■ **Aim of the exercise**: For the listing below, give the number of lines that include "rectangle" and add nothing to it.

■ **The input**:
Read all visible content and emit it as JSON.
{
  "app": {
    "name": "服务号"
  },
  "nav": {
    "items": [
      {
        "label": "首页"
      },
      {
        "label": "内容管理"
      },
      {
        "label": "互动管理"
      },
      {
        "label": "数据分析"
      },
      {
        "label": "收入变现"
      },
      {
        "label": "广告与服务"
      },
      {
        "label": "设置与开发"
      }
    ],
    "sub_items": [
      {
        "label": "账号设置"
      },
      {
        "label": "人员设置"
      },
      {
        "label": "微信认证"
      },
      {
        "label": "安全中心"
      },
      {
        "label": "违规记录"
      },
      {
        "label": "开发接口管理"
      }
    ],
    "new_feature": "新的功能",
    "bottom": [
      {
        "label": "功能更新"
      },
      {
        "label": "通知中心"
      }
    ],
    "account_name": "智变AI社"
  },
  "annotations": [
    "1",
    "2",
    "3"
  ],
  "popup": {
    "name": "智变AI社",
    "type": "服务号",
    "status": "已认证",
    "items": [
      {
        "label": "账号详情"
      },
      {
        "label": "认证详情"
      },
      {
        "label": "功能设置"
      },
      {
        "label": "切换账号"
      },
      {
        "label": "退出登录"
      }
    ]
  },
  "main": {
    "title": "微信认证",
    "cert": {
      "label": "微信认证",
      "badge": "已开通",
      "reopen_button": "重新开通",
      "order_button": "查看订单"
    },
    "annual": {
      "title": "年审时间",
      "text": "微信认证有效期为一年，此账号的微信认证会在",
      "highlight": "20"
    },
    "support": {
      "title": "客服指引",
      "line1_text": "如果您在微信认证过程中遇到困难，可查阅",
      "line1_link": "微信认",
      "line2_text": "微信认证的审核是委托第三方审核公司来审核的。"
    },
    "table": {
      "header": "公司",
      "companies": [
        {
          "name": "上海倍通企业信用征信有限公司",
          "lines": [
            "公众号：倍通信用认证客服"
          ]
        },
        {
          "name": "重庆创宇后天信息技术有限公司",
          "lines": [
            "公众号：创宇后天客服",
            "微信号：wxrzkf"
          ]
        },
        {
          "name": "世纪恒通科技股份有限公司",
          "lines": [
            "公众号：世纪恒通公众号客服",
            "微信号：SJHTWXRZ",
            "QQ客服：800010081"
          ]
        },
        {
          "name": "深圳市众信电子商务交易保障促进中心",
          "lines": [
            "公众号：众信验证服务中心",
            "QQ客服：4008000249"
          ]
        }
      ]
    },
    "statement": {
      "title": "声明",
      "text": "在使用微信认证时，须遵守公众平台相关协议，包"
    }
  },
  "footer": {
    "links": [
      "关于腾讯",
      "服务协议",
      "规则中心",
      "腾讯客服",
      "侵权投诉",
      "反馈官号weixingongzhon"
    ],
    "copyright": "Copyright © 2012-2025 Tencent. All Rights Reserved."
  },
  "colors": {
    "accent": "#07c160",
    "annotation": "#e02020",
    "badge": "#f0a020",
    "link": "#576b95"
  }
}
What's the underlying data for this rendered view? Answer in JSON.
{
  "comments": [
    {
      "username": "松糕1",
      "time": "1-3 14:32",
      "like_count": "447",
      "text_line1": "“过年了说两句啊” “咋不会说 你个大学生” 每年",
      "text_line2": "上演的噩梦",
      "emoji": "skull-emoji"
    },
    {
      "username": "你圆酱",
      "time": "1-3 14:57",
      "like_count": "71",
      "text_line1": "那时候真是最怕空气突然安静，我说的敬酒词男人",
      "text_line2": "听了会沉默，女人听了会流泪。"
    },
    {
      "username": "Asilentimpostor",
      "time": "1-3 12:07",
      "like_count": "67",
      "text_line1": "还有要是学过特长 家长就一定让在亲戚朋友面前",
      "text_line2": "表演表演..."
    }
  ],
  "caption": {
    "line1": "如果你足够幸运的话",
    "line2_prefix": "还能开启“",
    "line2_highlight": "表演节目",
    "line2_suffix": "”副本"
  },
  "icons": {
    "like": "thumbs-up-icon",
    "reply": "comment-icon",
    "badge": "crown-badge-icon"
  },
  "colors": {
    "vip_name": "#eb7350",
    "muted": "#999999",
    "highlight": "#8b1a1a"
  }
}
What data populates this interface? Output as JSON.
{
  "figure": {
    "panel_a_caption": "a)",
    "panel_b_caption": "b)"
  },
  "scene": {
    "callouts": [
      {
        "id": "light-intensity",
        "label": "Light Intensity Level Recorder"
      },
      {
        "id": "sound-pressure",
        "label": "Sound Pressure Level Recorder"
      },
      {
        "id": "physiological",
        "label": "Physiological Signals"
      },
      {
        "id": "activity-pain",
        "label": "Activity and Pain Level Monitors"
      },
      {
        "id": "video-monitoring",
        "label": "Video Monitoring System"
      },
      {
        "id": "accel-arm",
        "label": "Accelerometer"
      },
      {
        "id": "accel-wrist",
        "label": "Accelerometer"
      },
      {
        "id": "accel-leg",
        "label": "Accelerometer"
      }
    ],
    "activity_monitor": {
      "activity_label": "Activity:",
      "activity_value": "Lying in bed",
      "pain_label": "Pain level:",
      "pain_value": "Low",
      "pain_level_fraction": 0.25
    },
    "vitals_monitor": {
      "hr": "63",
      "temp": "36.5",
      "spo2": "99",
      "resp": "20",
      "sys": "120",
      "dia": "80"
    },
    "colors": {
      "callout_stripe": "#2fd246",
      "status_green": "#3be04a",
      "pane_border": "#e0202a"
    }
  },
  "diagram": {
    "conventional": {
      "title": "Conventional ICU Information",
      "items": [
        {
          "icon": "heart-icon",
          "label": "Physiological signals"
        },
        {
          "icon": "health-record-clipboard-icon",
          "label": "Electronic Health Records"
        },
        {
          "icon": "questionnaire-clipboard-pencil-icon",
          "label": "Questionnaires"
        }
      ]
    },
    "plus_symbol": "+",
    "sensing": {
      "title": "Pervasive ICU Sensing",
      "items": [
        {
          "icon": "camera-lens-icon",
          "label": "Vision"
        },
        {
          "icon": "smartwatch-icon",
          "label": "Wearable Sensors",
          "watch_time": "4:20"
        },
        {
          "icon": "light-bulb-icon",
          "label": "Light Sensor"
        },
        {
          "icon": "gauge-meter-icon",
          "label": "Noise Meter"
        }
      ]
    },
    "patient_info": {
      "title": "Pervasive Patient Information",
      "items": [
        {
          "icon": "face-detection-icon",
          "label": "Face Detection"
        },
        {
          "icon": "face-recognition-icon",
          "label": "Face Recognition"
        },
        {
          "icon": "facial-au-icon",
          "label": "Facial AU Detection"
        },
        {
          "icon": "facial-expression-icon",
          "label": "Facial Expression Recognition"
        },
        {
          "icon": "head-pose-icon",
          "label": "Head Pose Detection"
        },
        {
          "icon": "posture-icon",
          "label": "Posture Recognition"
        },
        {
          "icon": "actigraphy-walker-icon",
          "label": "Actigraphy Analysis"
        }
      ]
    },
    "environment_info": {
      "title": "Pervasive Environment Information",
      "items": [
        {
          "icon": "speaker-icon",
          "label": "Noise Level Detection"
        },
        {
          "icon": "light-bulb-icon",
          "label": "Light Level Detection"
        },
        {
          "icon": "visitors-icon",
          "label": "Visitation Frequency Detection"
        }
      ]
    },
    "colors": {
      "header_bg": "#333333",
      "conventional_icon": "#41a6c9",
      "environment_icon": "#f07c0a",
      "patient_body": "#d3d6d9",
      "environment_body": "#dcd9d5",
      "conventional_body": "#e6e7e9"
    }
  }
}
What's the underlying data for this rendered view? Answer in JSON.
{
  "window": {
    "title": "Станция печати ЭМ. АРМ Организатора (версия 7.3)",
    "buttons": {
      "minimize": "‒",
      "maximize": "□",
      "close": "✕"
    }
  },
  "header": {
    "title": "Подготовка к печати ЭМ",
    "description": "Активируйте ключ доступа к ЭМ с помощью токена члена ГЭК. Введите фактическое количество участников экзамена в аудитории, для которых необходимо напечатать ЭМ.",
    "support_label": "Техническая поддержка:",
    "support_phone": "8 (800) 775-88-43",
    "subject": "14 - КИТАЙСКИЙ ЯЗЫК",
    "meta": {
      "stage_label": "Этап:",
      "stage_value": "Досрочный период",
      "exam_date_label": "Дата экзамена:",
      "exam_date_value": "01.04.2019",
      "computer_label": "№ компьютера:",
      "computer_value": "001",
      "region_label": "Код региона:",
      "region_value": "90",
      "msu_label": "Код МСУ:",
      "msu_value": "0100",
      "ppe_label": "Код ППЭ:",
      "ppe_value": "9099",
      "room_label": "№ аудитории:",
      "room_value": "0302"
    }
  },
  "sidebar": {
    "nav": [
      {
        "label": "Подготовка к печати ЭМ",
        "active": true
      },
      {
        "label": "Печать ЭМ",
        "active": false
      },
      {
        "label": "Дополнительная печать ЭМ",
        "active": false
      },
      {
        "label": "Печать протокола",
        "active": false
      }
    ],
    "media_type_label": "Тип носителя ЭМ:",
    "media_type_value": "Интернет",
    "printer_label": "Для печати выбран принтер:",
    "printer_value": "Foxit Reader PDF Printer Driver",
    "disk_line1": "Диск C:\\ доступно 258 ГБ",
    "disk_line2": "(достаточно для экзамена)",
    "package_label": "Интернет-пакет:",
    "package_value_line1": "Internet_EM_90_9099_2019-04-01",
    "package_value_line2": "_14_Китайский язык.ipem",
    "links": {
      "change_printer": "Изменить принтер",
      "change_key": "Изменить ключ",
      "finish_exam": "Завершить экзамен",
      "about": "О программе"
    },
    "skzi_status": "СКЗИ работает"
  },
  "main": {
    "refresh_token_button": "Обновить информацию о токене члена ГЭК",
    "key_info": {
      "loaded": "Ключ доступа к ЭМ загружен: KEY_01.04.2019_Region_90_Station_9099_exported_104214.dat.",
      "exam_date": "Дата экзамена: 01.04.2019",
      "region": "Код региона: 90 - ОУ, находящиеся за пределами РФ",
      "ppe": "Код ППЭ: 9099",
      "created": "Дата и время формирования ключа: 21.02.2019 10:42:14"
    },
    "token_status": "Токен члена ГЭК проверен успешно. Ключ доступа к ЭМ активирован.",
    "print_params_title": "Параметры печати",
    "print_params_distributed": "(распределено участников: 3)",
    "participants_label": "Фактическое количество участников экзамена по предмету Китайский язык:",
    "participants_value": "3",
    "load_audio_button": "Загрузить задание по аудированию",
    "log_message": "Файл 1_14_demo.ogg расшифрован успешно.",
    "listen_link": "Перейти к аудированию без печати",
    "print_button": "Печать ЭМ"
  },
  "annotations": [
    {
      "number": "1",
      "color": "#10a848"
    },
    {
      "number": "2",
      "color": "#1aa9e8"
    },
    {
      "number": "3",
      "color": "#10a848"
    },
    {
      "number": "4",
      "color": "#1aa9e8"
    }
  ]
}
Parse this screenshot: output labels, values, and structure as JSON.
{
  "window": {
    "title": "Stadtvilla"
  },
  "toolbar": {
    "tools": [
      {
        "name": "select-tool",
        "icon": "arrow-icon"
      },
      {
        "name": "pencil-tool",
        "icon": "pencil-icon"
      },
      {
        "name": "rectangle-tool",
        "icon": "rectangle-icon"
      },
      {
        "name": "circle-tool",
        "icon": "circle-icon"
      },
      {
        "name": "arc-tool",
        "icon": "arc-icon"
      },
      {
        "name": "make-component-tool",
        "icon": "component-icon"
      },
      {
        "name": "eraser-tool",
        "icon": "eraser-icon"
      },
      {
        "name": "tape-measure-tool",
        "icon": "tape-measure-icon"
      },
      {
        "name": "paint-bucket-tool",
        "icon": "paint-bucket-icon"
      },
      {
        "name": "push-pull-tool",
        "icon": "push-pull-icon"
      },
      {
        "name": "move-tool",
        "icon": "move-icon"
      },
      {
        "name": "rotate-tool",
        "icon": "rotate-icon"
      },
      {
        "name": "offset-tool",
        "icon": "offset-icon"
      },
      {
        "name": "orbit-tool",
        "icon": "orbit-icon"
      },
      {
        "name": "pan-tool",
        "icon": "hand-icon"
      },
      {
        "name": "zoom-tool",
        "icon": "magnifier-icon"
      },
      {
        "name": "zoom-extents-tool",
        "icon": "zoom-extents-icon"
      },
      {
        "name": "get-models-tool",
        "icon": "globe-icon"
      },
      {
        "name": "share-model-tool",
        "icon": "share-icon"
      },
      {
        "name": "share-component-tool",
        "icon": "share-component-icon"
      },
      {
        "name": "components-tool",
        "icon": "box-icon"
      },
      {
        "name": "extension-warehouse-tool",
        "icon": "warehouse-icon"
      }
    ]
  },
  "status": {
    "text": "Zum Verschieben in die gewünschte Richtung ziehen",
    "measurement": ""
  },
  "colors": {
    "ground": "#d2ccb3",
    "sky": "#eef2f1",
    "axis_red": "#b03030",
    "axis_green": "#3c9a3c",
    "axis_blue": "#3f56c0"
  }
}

■ **The answer**: 2